If you have a severe sinus infection or if you’re taking antibiotics, talk with your doctor about the best OTC medication choice for you.

Do sinus decongestants work for ear congestion?

Sinus decongestants can work to relieve pressure in the upper sinus cavities. If you have ear congestion, relieving this pressure can help manage your pain. But sinus decongestants can’t treat an underlying ear infection.

Is it safe to take sinus decongestants while pregnant?

It depends on the active ingredient. OTC pseudoephedrine and phenylephrine should only be taken during pregnancy under your doctor’s supervision. They should not be taken during the first trimester, only after, and even then, only with your doctor’s recommendation.

Talk with your doctor before taking drugs containing these ingredients if you are pregnant or plan to become pregnant. Research in animals has shown adverse effects on the fetus when the birthing parent takes these drugs. There haven’t been enough studies with humans to be certain how the drug might affect the fetus. These drugs should only be taken if the potential benefit justifies the potential risk.

Can you take sinus decongestants if you have high blood pressure?

Phenylephrine is not considered to be safe if you have high blood pressure. Sinus decongestants that contain pseudoephedrine may actually raise your blood pressure and counteract the blood pressure medication that you’re taking. If you have high blood pressure, speak with your doctor about which decongestant they recommend for you.

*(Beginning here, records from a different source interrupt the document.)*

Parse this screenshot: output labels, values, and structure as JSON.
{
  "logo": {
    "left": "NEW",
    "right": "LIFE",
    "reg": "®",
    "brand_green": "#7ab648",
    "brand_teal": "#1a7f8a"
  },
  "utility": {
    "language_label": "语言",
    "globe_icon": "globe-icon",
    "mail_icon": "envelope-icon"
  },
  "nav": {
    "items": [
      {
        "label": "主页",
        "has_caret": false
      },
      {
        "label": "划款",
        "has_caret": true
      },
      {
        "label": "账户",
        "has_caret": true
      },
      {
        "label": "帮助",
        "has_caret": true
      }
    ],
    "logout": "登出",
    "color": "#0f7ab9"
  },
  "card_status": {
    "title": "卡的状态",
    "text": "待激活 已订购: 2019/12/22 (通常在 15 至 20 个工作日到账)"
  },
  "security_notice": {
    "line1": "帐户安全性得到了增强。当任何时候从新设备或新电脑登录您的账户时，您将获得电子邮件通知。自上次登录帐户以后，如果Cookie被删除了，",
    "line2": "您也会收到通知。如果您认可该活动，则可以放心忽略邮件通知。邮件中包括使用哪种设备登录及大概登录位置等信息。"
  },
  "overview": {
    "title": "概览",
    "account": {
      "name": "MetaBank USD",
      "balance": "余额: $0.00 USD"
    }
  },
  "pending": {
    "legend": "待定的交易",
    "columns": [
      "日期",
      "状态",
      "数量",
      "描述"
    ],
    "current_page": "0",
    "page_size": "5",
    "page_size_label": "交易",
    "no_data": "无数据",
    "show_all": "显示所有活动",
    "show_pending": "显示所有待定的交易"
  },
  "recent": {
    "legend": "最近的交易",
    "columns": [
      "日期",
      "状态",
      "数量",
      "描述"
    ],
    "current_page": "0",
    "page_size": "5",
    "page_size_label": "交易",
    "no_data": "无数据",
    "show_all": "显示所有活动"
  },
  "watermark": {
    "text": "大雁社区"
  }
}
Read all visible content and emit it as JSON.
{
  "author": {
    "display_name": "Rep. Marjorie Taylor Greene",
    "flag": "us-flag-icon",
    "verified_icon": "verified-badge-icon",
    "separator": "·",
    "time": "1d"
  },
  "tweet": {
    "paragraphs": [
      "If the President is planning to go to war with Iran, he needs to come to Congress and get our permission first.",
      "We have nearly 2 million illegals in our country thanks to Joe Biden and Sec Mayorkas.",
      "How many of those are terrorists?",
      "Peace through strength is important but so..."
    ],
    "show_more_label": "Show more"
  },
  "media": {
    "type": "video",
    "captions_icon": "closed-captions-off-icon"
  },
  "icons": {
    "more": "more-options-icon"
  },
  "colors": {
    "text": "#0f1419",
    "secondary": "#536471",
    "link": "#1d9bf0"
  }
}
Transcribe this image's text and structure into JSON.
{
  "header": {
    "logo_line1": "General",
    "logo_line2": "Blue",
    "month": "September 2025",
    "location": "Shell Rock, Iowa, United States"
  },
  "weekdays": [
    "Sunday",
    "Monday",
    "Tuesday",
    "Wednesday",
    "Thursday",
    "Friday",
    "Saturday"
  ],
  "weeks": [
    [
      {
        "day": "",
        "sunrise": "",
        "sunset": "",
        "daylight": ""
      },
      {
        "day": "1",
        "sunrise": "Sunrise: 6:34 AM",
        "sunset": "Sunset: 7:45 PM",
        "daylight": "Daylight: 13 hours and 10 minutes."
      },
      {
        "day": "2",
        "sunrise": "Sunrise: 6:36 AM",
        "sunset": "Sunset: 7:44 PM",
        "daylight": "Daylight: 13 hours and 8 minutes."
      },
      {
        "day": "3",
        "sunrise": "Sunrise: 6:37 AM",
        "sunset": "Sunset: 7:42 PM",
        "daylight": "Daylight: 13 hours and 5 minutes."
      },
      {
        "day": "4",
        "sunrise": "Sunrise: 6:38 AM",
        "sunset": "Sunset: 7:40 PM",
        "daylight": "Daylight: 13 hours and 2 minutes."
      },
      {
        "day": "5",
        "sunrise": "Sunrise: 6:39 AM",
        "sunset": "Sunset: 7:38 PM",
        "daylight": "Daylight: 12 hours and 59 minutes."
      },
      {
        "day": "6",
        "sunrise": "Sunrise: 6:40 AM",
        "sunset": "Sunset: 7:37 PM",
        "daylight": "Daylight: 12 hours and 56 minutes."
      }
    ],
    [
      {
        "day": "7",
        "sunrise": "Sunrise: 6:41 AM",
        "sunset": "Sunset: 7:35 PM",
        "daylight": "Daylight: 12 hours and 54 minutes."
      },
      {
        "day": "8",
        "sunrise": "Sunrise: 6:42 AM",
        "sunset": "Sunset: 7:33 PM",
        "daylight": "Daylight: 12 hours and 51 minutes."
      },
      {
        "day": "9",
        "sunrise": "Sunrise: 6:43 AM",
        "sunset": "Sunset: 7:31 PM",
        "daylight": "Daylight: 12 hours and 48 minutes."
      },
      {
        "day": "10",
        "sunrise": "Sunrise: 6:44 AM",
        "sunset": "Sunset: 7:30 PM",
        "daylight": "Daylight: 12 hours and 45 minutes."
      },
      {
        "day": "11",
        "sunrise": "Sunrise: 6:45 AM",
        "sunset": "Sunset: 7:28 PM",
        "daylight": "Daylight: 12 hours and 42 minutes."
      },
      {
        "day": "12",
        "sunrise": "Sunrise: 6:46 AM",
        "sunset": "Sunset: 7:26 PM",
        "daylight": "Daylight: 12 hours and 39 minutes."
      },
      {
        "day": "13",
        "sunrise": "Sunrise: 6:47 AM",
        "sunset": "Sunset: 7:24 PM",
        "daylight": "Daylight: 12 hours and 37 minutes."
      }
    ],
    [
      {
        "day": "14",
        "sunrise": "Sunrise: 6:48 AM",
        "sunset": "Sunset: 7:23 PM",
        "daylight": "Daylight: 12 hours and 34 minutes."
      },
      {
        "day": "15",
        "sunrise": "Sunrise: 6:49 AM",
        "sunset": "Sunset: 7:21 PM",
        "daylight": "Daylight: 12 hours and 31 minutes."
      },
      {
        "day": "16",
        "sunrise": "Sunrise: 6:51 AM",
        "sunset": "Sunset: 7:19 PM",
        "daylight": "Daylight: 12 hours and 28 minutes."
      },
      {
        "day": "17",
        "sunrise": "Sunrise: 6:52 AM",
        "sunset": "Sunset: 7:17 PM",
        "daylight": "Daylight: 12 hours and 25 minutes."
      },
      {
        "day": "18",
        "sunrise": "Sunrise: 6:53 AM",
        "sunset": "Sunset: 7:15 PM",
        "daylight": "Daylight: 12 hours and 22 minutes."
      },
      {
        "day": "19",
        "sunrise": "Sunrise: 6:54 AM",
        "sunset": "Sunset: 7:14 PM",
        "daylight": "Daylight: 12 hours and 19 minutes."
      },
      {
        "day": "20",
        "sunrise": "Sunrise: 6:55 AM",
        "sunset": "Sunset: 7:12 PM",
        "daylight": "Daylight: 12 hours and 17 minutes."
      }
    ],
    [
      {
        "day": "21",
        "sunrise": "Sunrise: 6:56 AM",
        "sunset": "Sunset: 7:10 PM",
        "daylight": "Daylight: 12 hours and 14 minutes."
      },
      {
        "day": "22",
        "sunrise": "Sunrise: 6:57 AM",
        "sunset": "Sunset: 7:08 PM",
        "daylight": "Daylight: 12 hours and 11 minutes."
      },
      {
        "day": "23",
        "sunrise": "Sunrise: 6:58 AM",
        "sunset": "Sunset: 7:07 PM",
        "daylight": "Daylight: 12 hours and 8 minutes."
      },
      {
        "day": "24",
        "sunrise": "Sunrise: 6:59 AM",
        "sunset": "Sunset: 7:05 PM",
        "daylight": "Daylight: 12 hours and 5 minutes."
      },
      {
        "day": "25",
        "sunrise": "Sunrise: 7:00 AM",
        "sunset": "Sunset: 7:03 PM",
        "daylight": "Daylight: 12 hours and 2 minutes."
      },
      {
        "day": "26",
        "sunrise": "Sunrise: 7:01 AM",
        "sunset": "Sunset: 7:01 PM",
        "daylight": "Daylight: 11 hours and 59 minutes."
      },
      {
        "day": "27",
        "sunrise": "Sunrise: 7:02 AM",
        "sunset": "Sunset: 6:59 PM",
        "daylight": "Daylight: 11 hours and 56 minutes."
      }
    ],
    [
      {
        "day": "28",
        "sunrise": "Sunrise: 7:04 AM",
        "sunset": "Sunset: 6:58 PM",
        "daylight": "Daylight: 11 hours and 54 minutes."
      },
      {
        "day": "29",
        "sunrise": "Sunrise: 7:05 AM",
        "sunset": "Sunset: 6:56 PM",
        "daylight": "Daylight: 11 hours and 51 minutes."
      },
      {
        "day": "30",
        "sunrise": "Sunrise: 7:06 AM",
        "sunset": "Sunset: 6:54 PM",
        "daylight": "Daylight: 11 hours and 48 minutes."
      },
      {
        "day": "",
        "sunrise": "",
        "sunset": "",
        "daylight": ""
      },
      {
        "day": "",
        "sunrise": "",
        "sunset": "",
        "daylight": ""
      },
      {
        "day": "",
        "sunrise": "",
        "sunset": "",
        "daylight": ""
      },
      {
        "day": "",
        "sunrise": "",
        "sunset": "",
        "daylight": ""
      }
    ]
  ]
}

The best way to choose an OTC decongestant is to look at the active ingredients. A good decongestant should treat only the symptoms you have, and not any additional symptoms you don’t have.

OTC decongestants are not a solution for severe, long lasting sinus infections and chronic allergies. You may need to speak with your doctor about a long-term strategy if you find that OTC decongestants aren’t effectively managing your symptoms.